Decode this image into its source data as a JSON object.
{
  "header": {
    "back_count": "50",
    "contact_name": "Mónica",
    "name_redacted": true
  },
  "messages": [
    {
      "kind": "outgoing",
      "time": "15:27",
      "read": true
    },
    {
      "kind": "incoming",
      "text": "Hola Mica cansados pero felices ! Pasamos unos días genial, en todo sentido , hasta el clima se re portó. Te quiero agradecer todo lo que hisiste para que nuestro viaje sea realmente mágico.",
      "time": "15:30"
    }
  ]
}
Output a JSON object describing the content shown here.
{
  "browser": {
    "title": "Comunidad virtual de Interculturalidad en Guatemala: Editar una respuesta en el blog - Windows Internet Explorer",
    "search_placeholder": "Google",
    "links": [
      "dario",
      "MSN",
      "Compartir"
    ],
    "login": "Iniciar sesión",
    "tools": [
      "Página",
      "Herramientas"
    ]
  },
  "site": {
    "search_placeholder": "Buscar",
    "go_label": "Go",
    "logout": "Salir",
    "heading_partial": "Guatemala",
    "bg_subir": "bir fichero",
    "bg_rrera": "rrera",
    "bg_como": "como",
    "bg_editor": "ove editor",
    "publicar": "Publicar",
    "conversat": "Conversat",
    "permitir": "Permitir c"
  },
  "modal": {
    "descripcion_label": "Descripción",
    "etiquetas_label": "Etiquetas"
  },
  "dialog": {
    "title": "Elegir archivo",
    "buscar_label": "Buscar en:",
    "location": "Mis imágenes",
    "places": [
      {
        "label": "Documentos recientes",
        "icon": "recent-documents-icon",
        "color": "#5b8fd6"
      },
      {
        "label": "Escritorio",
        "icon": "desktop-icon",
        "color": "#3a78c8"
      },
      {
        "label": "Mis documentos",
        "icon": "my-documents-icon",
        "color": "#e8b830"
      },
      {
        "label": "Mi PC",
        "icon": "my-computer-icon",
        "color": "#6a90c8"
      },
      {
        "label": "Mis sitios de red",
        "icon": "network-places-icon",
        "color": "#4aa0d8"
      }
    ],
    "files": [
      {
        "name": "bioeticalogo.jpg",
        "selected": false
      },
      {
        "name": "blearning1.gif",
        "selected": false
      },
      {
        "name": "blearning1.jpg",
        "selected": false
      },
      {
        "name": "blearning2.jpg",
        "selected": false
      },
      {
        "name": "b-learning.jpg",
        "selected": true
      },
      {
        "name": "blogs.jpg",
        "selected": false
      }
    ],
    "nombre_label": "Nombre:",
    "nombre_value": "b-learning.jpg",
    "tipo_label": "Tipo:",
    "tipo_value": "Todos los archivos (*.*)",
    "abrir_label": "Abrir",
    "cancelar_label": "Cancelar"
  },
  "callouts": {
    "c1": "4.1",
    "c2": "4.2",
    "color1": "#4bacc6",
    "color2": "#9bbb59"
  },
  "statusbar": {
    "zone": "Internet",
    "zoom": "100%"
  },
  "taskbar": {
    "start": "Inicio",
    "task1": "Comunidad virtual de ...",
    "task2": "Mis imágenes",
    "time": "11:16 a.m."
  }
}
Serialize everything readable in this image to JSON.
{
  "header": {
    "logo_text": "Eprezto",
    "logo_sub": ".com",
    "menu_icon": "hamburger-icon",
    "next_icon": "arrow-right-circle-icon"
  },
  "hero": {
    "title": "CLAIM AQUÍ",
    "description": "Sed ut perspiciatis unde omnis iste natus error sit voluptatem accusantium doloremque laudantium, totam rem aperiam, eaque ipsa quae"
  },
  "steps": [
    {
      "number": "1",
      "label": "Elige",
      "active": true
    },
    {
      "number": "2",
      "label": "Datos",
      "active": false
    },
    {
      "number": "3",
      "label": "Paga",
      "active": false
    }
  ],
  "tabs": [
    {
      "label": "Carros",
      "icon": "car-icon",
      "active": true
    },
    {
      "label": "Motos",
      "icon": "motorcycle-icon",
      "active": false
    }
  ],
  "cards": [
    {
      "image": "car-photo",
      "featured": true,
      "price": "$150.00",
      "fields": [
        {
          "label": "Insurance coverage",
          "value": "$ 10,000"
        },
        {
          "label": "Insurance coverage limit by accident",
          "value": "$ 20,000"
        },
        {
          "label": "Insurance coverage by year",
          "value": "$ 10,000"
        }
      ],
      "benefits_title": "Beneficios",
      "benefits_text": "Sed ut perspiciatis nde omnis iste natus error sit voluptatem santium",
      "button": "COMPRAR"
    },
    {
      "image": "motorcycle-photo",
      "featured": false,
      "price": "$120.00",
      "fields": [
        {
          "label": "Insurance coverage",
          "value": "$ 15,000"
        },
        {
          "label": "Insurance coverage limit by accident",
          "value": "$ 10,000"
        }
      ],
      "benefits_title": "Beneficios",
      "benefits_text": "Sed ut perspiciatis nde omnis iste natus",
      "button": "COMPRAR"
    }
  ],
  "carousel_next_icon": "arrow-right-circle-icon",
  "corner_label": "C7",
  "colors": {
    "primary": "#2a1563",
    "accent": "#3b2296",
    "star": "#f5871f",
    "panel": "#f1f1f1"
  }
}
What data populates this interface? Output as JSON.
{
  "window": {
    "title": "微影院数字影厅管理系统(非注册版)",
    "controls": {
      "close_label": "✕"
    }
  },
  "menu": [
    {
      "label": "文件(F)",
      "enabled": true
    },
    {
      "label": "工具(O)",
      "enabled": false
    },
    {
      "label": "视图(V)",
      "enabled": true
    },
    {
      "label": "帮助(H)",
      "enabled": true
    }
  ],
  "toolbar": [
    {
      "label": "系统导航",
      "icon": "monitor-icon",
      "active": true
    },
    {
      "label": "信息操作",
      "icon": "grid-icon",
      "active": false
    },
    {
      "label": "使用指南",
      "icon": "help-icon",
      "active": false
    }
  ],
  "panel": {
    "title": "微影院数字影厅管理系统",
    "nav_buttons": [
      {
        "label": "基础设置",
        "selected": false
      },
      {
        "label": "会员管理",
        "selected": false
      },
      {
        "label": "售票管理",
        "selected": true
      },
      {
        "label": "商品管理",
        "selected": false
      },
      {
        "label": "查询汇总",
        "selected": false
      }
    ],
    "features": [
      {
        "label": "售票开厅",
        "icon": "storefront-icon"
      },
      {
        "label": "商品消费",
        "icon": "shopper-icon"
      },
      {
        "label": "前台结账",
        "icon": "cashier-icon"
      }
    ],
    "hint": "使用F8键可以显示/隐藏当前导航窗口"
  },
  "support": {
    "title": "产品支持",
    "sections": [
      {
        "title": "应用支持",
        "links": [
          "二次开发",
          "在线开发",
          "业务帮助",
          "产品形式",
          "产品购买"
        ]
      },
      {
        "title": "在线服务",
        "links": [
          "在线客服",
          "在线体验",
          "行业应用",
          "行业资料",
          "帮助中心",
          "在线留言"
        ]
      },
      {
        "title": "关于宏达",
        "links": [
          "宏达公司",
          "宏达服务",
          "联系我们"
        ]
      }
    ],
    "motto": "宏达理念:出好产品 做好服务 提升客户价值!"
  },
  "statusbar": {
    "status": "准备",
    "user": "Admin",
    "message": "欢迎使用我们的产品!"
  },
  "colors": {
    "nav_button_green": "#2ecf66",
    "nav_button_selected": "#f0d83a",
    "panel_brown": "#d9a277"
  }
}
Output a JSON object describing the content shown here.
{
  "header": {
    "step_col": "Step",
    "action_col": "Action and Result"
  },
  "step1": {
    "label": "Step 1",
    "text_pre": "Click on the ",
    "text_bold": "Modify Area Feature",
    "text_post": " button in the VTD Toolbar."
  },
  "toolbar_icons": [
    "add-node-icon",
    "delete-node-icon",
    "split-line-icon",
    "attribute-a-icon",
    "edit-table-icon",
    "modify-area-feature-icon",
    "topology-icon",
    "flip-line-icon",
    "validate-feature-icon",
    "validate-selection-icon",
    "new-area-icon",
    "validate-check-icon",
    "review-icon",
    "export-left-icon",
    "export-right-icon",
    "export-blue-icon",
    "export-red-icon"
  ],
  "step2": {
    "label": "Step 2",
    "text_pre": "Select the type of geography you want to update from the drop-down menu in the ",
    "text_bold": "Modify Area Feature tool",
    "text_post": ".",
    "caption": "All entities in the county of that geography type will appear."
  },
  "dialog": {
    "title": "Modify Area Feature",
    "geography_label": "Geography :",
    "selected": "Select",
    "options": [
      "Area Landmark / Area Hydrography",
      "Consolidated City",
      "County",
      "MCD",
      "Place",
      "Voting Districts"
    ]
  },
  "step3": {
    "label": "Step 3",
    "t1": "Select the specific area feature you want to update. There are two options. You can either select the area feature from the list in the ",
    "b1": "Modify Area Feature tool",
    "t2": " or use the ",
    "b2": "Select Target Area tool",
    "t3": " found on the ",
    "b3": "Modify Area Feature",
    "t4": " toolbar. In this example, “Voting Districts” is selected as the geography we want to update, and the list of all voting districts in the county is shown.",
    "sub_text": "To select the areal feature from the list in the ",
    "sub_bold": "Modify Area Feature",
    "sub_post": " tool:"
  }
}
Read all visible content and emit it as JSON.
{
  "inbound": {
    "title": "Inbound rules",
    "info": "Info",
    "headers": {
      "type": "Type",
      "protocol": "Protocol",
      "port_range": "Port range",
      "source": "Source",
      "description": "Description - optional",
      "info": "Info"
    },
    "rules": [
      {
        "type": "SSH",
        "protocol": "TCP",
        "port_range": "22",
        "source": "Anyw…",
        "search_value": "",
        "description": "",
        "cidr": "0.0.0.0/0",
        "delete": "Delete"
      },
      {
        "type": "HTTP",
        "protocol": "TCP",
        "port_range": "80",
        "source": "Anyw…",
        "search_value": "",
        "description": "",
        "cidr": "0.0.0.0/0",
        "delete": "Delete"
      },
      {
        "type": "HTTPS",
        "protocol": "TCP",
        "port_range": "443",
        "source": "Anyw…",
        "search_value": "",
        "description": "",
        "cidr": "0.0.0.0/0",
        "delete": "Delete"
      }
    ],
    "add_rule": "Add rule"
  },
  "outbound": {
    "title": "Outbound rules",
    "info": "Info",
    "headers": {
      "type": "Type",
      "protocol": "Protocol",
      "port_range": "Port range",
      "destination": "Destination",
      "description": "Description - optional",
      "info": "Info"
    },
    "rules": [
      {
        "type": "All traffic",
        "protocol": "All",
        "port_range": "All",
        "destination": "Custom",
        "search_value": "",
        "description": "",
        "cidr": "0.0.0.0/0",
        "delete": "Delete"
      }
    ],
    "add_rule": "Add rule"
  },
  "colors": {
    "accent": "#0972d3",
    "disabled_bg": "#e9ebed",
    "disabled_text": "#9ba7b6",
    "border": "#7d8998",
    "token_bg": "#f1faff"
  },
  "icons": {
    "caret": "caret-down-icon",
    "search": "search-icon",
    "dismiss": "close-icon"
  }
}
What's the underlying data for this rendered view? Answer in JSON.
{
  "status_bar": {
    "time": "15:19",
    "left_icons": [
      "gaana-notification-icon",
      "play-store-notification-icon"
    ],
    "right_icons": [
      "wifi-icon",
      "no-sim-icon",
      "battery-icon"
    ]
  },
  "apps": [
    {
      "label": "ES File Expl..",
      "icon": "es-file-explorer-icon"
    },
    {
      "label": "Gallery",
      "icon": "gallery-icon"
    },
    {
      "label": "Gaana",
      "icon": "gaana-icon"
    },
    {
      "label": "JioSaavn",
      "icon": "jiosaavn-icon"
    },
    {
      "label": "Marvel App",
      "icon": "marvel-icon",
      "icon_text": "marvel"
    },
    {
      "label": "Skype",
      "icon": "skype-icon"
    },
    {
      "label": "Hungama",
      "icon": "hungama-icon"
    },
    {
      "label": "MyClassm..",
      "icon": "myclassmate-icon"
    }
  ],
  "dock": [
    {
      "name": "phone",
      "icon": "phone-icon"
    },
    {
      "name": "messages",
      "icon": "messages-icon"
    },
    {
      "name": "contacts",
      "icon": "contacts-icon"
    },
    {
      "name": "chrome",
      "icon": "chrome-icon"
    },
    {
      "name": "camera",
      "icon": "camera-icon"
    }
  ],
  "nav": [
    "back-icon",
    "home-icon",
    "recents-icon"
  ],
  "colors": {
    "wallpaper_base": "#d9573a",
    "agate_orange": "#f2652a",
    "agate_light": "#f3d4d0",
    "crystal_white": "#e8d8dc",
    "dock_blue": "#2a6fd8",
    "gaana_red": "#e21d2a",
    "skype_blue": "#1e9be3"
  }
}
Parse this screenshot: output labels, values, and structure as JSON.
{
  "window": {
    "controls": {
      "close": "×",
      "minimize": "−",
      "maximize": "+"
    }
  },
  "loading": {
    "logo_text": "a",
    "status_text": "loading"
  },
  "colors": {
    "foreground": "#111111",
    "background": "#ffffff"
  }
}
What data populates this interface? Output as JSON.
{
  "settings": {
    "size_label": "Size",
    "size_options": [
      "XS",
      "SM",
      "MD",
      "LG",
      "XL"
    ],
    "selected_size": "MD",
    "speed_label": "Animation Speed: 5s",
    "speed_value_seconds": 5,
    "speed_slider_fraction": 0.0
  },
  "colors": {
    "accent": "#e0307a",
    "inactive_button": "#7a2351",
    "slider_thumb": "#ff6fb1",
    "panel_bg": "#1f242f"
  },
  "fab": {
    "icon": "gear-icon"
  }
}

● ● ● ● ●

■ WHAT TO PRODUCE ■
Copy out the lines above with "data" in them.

■ OUTPUT ■
Decode this image into its source data as a JSON object.
What data populates this interface? Output as JSON.
What's the underlying data for this rendered view? Answer in JSON.
What data populates this interface? Output as JSON.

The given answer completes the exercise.